Data extracts:

----

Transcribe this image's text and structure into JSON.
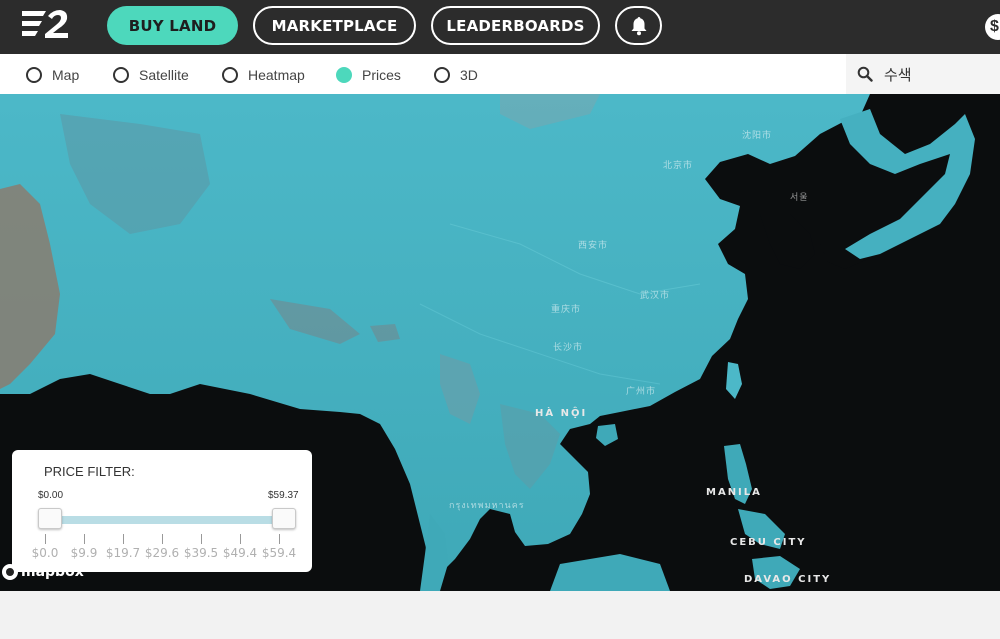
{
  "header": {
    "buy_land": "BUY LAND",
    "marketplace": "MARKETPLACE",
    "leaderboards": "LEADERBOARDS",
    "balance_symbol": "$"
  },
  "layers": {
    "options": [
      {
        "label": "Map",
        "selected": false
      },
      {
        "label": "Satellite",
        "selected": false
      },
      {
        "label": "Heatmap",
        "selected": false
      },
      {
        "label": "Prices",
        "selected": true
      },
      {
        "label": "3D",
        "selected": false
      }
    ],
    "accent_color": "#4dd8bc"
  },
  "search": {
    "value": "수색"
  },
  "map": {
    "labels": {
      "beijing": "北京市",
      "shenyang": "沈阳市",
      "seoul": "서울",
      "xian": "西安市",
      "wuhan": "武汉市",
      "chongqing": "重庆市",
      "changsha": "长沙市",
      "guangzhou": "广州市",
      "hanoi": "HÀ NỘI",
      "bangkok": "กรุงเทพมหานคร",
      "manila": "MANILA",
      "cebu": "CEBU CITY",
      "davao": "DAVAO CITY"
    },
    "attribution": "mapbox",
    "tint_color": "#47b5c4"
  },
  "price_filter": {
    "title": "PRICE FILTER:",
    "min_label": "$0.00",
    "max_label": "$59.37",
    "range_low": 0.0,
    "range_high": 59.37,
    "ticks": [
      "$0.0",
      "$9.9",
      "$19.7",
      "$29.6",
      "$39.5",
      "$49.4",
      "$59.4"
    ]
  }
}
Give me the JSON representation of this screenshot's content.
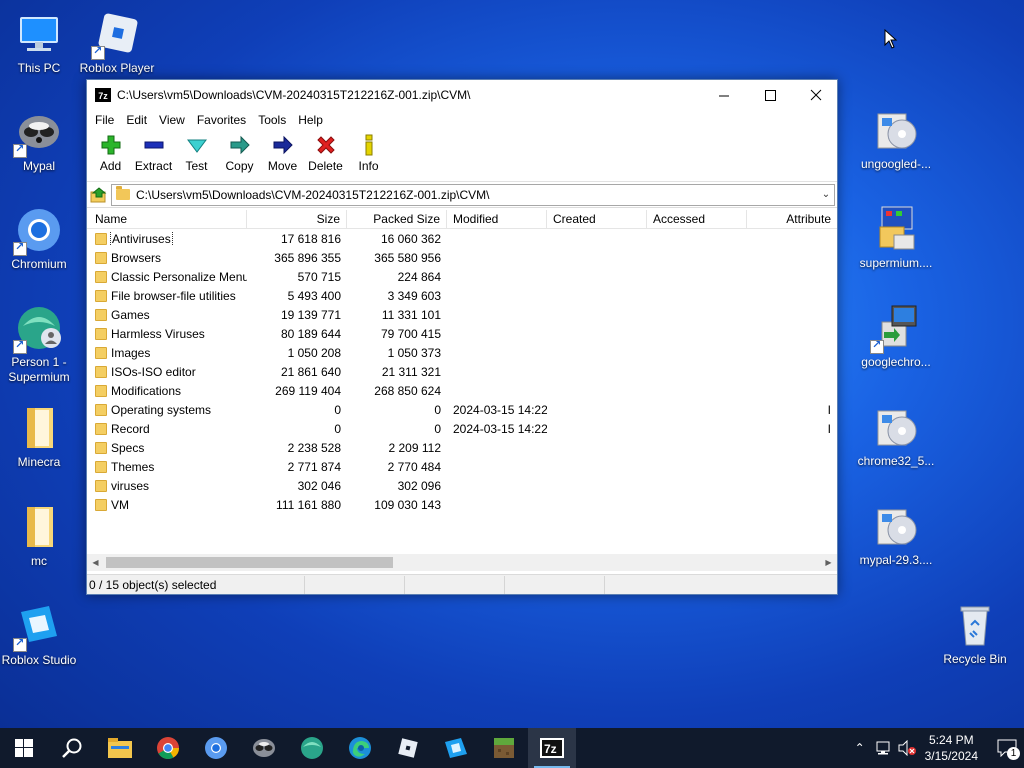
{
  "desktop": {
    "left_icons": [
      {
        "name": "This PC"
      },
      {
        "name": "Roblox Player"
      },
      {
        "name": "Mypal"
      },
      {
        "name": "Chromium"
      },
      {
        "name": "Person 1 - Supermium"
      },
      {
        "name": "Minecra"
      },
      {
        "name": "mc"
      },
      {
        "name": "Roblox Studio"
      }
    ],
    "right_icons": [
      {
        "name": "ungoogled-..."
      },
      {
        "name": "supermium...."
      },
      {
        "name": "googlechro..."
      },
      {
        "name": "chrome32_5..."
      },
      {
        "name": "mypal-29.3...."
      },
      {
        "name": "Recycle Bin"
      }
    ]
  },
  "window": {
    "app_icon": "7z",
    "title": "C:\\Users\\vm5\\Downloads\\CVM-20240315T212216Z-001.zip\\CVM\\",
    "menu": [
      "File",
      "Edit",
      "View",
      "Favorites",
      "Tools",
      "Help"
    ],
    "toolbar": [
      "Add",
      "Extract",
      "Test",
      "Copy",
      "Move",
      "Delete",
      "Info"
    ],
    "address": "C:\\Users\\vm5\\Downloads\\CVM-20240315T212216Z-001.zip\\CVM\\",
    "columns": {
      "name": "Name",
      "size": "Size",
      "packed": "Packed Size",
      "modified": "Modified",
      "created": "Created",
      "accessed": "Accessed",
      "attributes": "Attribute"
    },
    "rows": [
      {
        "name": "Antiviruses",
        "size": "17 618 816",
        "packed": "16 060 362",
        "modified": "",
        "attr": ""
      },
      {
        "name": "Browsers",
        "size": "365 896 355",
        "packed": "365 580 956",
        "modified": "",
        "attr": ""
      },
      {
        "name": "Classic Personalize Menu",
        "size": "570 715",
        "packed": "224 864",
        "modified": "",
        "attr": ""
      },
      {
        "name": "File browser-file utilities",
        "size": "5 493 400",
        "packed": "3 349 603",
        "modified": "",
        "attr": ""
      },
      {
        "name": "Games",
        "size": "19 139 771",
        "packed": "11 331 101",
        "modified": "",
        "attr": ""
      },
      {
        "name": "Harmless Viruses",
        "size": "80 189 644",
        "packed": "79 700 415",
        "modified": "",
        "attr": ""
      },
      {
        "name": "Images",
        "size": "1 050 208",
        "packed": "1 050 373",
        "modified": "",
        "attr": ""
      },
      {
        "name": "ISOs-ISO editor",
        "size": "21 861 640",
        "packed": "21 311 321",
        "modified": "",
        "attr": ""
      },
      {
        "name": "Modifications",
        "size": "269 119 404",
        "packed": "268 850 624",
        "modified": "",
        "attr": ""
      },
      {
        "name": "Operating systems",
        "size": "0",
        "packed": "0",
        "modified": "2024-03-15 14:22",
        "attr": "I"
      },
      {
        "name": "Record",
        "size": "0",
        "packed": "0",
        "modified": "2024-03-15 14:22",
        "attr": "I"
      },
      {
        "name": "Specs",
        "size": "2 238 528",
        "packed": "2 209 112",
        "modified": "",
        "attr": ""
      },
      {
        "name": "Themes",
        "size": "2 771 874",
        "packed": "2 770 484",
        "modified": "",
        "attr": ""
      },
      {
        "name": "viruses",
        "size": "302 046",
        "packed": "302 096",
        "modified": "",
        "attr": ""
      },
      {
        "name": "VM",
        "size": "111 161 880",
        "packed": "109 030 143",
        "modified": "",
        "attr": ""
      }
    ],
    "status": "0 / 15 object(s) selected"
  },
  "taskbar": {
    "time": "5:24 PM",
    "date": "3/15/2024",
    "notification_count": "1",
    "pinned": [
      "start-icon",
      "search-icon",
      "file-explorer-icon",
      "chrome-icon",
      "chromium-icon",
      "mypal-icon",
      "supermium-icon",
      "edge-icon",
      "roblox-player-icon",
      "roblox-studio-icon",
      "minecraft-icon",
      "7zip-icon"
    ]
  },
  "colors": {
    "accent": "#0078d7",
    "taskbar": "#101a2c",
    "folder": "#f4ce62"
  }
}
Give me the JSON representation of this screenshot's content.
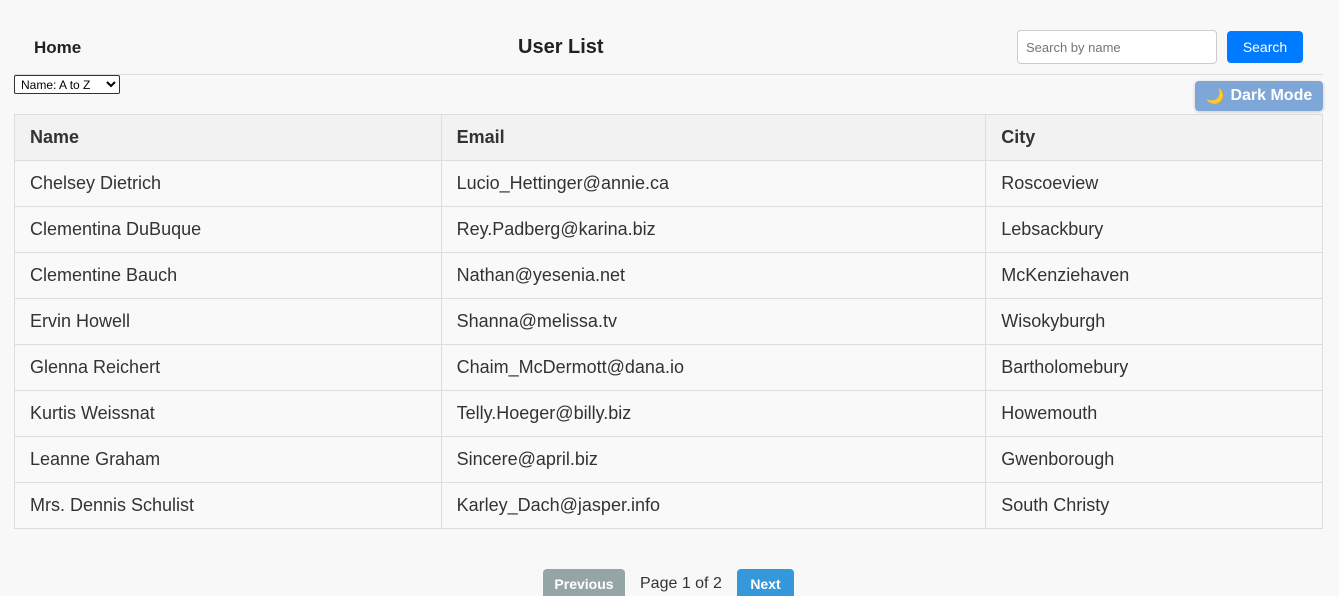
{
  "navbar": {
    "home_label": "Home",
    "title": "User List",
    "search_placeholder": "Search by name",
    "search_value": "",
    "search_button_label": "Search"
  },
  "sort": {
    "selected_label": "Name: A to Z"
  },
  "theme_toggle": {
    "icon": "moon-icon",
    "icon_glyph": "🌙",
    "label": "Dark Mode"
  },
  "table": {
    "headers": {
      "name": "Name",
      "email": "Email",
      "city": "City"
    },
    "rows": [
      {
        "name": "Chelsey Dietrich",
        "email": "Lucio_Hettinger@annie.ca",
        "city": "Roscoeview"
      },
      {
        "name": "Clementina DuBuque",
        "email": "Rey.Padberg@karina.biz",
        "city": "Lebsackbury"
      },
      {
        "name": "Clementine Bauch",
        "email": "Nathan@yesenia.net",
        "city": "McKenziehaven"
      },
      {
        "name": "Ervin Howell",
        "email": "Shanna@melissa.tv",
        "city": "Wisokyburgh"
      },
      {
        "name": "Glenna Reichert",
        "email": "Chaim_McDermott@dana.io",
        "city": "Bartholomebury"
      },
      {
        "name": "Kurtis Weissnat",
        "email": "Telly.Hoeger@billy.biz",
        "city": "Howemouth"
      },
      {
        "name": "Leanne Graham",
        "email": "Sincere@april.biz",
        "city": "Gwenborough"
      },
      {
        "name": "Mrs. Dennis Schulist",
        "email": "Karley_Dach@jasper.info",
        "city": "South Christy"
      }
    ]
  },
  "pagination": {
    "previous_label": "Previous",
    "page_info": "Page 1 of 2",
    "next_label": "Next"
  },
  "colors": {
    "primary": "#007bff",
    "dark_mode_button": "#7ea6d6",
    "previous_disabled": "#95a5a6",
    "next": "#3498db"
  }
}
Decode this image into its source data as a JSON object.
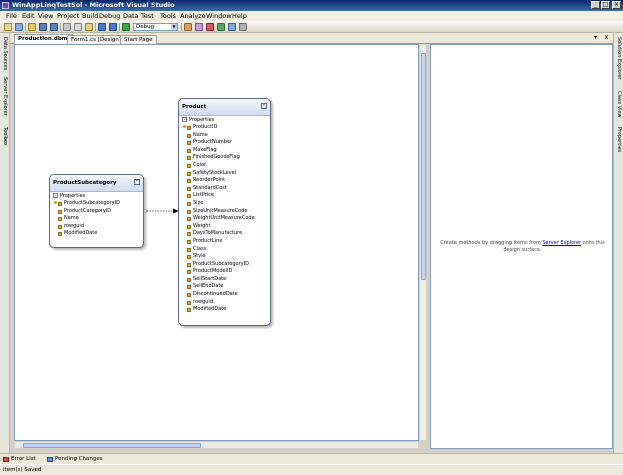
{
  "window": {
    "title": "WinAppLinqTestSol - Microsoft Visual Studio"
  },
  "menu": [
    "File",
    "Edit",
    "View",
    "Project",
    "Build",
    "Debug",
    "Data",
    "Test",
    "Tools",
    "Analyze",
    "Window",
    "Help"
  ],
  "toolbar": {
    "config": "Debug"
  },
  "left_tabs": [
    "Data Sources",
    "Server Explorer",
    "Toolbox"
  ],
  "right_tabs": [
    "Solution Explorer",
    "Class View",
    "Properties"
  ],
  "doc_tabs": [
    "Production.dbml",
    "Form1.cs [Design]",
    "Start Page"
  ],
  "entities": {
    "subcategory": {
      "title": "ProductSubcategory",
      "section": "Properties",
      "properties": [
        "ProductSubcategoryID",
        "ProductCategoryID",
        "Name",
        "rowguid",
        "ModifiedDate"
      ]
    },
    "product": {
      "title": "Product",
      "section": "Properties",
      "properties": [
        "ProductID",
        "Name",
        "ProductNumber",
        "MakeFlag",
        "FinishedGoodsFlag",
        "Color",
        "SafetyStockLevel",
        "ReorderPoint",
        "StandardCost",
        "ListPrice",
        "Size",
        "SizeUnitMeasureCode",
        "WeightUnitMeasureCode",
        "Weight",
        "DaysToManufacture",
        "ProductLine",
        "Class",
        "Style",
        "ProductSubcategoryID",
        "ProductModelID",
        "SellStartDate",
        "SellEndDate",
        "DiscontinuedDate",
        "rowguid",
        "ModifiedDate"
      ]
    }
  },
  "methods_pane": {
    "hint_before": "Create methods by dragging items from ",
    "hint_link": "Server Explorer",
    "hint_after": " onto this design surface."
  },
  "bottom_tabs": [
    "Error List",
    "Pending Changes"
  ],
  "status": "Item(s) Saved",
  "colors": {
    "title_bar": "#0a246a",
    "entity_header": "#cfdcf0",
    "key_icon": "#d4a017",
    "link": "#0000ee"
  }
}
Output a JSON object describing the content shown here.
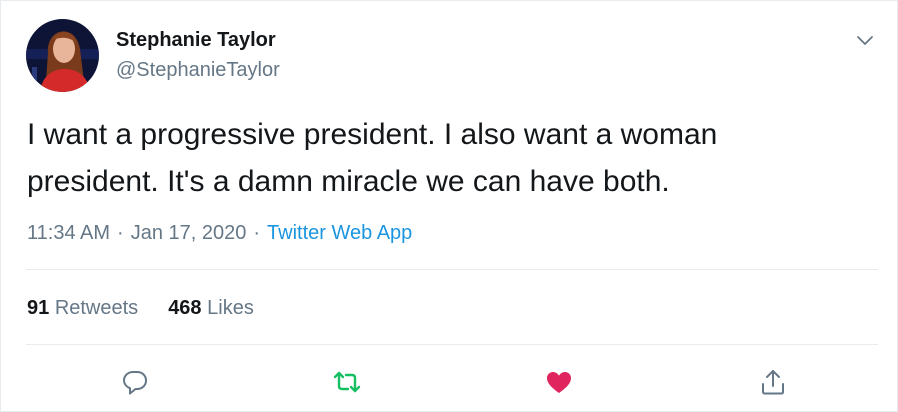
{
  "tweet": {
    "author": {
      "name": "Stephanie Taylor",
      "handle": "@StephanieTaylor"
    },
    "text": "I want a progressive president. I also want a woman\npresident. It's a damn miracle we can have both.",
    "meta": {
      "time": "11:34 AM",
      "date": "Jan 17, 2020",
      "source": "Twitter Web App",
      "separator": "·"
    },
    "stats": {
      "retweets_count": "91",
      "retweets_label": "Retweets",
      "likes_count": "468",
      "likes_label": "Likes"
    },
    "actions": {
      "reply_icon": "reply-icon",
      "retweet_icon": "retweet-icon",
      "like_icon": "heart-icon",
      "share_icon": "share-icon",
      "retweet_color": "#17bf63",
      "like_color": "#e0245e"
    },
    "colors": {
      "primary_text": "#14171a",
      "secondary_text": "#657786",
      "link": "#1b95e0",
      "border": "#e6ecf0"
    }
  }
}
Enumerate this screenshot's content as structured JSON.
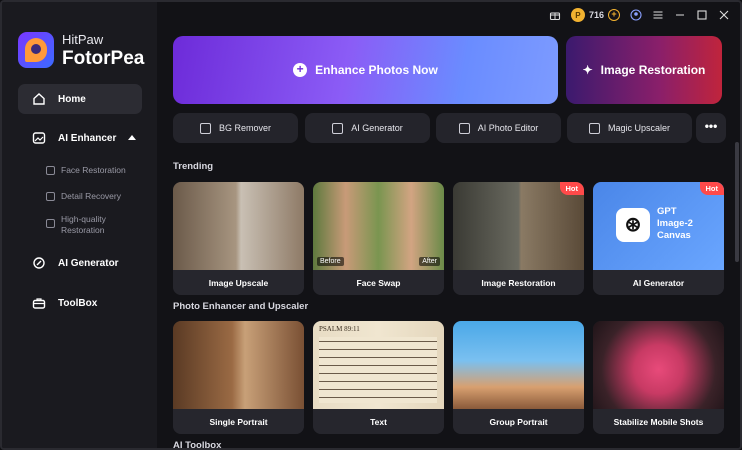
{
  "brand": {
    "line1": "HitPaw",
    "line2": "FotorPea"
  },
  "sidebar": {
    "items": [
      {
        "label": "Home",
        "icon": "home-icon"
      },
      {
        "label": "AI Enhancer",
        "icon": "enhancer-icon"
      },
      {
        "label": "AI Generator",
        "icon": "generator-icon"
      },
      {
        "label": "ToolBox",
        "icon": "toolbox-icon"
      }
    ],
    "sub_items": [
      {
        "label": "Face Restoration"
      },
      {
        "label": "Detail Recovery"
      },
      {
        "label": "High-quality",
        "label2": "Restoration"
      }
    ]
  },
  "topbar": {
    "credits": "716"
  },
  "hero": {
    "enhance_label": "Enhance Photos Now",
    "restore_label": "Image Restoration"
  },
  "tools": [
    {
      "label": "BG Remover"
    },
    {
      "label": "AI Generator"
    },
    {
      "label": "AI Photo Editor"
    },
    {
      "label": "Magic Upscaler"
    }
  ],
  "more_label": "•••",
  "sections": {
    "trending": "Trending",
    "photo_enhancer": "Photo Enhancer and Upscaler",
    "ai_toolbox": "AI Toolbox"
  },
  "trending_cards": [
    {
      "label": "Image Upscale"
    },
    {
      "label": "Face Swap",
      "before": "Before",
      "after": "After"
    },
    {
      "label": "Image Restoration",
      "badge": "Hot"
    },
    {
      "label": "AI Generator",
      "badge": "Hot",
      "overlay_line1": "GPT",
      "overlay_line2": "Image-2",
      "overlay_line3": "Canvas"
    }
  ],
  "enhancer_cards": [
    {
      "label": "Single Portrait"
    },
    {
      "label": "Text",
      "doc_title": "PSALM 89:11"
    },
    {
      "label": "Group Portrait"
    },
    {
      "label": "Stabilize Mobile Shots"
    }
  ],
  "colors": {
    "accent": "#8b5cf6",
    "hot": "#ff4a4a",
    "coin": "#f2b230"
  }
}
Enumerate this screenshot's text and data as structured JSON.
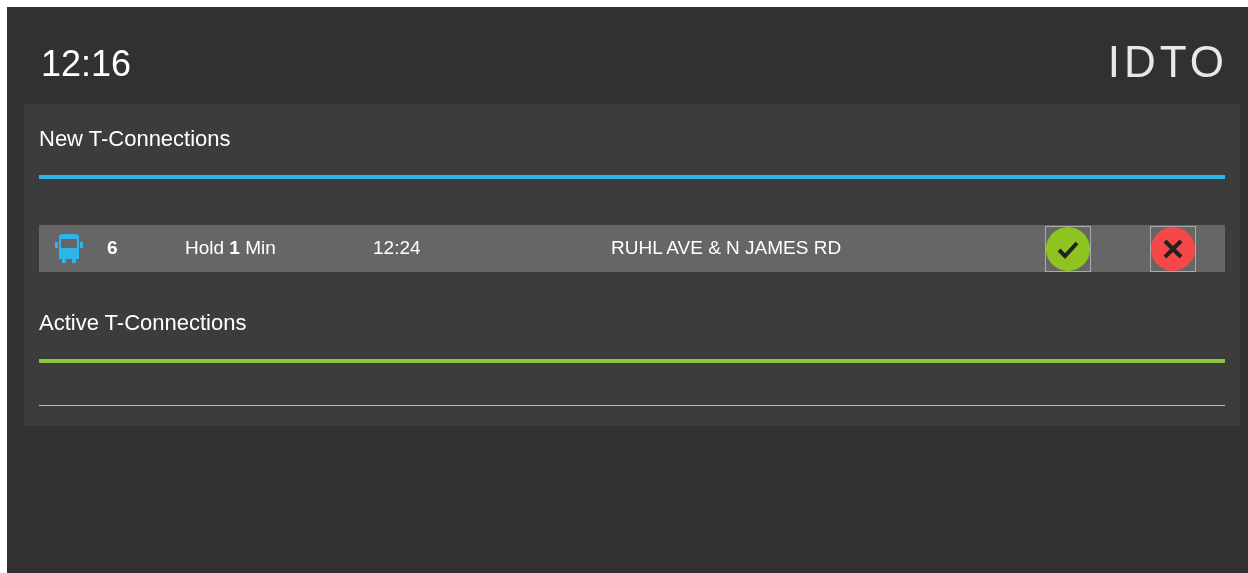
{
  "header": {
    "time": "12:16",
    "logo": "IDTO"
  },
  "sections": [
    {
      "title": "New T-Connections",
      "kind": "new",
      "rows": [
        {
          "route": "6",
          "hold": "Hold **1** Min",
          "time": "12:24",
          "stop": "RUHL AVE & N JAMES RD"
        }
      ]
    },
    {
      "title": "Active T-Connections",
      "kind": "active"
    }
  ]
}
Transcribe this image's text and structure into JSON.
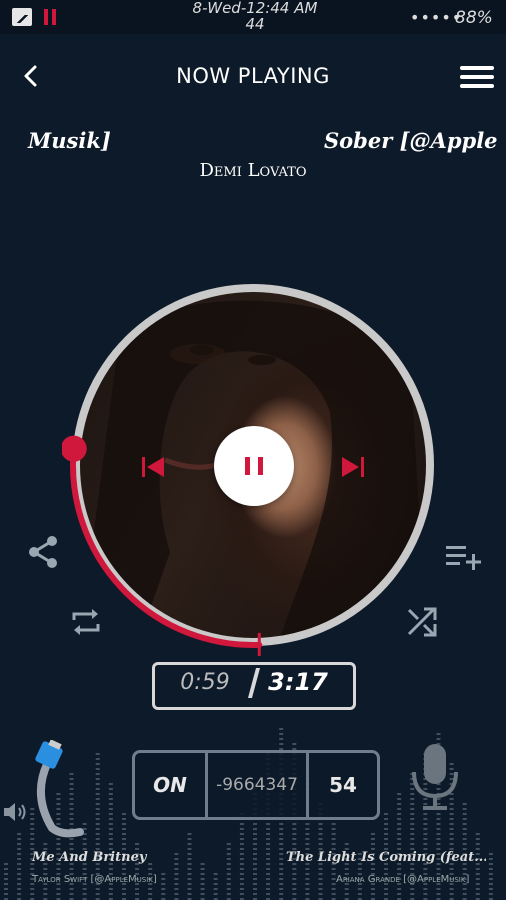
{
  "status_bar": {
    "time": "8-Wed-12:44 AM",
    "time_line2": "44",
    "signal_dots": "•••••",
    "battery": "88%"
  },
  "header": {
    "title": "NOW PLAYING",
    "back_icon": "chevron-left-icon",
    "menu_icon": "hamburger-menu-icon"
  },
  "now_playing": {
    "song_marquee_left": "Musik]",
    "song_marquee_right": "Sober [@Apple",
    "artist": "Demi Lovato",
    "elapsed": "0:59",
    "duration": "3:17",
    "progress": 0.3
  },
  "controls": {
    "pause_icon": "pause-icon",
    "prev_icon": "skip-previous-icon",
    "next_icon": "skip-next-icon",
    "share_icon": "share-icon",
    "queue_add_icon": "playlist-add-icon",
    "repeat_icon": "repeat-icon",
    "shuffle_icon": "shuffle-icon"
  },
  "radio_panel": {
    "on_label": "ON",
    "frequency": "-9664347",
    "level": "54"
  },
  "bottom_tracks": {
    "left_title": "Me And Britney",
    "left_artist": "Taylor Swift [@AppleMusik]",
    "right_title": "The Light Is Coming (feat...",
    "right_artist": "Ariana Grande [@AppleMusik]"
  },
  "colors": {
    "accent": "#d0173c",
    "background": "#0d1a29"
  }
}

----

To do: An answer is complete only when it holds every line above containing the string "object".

Task result:
    "status": "0 / 15 object(s) selected"
Decode this image into its source data as a JSON object.
Output a JSON object describing the content shown here.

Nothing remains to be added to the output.